Jorvi Hospital
Espoo, Finland
Helsinki University Central Hospital
Helsinki, Finland, 00290
Institute of Biotechnology, Helsinki University
Helsinki, Finland
Hyvinkää Hospital
Hyvinkää, Finland
Peijas Hospital
Vantaa, Finland
Sponsors and Collaborators
Helsinki University Central Hospital
Jorvi Hospital
Hyvinkää Hospital
Peijas Hospital
Helsinki University
Principal Investigator: Filip Scheperjans, MD, PhD Helsinki University Central Hospital
  More Information

Responsible Party: Filip Scheperjans, Neurologist, Helsinki University Central Hospital Identifier: NCT01536769     History of Changes
Other Study ID Numbers: 86/2011
Study First Received: February 16, 2012
Last Updated: November 11, 2016

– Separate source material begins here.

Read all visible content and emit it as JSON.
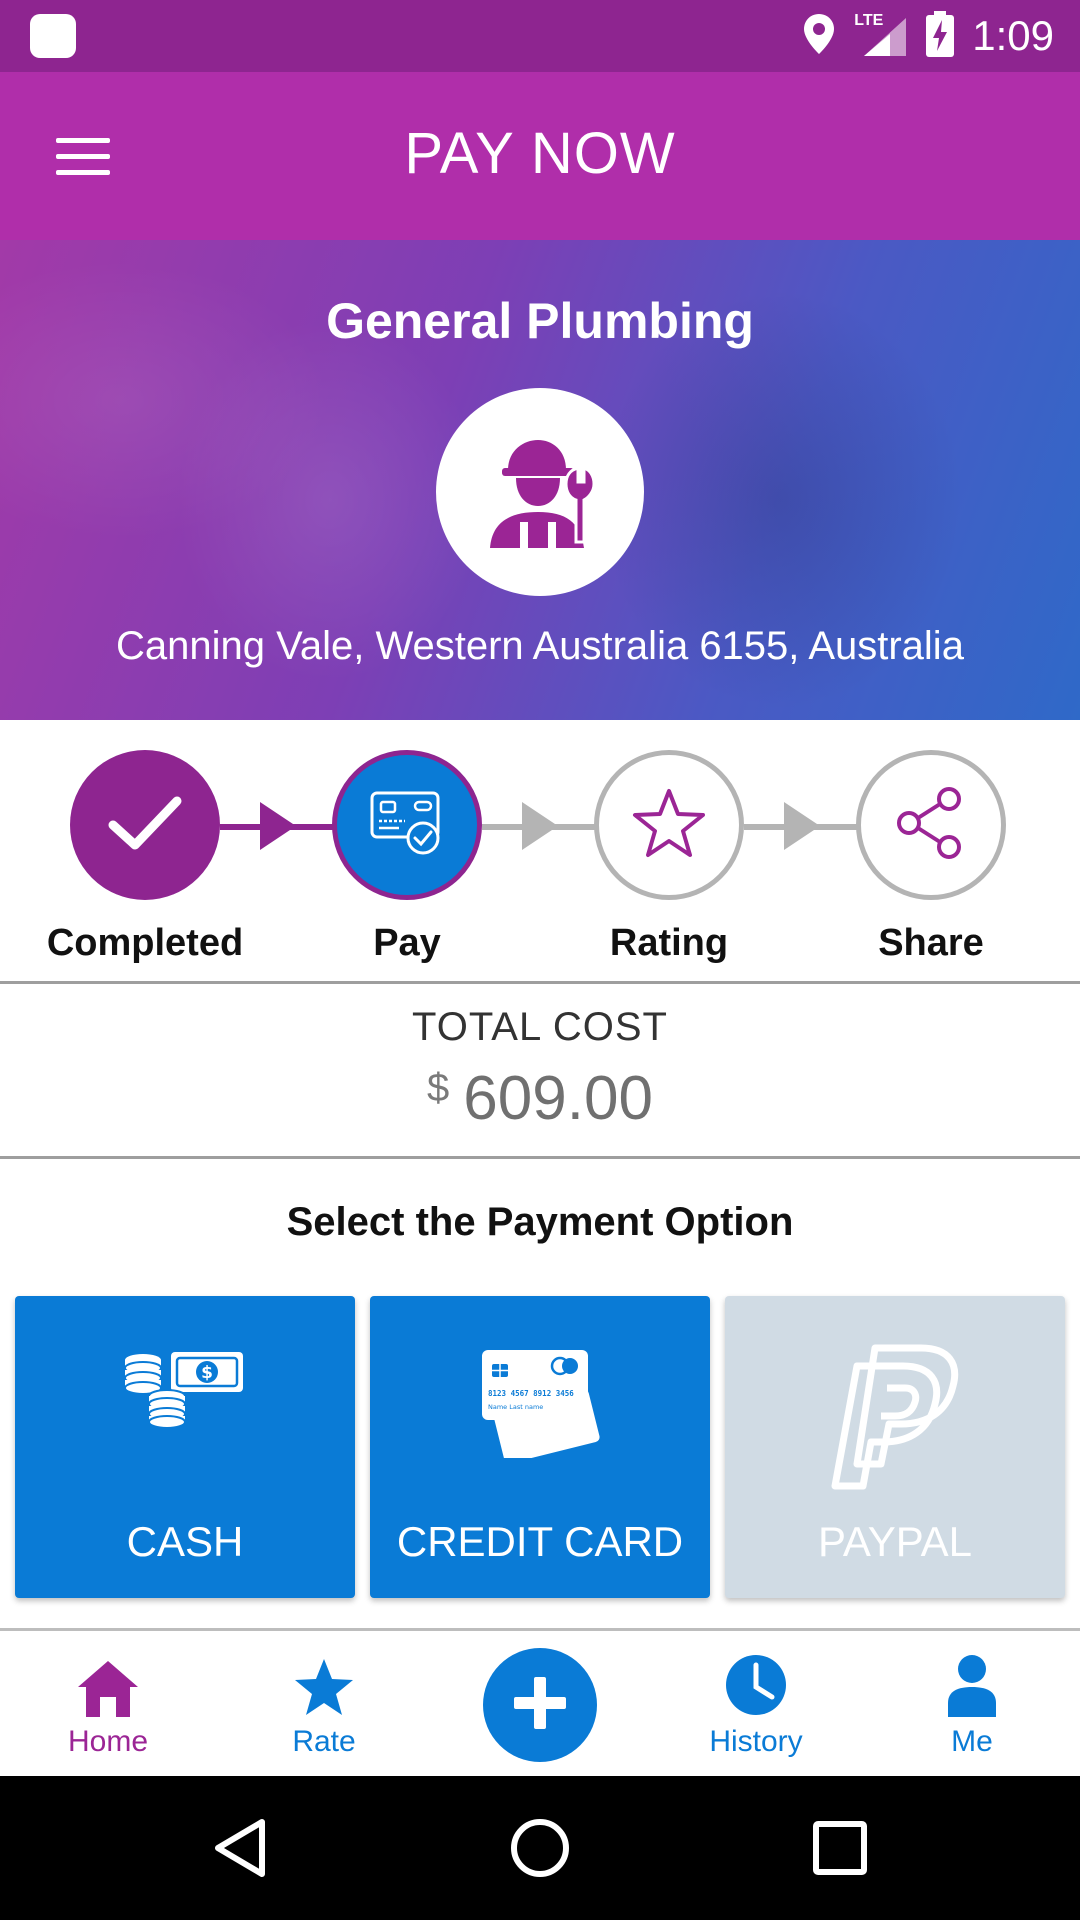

Keywords provided by Helsinki University Central Hospital:
Metagenomic analysis

Additional relevant MeSH terms:
Parkinson Disease
Parkinsonian Disorders
Basal Ganglia Diseases
Brain Diseases
Central Nervous System Diseases
Nervous System Diseases
Movement Disorders
Neurodegenerative Diseases processed this record on May 24, 2017